(Stored items)
* * *

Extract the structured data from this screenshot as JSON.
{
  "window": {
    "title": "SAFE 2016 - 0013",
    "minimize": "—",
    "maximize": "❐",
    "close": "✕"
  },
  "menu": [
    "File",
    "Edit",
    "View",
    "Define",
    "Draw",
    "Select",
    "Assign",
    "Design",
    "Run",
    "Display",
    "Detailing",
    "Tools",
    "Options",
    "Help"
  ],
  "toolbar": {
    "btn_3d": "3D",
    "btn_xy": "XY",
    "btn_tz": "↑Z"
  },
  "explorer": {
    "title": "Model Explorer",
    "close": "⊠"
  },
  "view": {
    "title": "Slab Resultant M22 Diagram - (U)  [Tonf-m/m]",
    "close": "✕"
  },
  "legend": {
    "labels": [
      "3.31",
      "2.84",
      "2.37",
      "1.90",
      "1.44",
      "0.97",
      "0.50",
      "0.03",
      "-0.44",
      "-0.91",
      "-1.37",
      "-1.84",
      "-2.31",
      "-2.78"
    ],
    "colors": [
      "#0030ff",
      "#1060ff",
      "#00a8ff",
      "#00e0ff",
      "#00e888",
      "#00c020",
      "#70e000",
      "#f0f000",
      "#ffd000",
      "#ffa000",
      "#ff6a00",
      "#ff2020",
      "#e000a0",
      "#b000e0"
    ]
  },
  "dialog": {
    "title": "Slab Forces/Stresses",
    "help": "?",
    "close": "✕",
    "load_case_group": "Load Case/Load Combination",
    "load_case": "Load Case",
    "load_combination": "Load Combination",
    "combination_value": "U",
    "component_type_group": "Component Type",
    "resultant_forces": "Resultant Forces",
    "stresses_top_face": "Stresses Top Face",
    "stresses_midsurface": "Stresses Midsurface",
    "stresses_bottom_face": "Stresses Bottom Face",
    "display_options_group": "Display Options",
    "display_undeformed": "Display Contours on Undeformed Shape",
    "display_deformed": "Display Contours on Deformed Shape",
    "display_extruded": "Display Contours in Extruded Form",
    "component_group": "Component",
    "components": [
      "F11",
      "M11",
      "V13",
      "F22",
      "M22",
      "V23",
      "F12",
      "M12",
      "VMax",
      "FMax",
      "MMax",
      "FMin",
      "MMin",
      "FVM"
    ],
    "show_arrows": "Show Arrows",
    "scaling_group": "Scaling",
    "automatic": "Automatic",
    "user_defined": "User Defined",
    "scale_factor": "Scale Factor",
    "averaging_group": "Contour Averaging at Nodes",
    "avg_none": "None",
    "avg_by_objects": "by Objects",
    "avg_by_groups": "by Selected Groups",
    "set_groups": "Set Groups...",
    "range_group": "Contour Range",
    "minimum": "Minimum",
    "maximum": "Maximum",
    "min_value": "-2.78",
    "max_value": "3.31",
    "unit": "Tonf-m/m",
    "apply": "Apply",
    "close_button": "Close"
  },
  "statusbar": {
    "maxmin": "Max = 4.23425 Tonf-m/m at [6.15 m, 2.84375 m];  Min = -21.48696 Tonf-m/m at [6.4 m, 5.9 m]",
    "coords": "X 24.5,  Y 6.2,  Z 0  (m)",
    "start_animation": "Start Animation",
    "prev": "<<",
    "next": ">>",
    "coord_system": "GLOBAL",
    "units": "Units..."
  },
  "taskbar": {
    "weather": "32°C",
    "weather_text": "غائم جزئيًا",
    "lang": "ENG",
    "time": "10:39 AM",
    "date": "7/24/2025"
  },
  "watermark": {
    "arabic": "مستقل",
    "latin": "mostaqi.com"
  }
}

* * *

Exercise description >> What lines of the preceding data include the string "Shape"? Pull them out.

Written reply >>
    "display_undeformed": "Display Contours on Undeformed Shape",
    "display_deformed": "Display Contours on Deformed Shape",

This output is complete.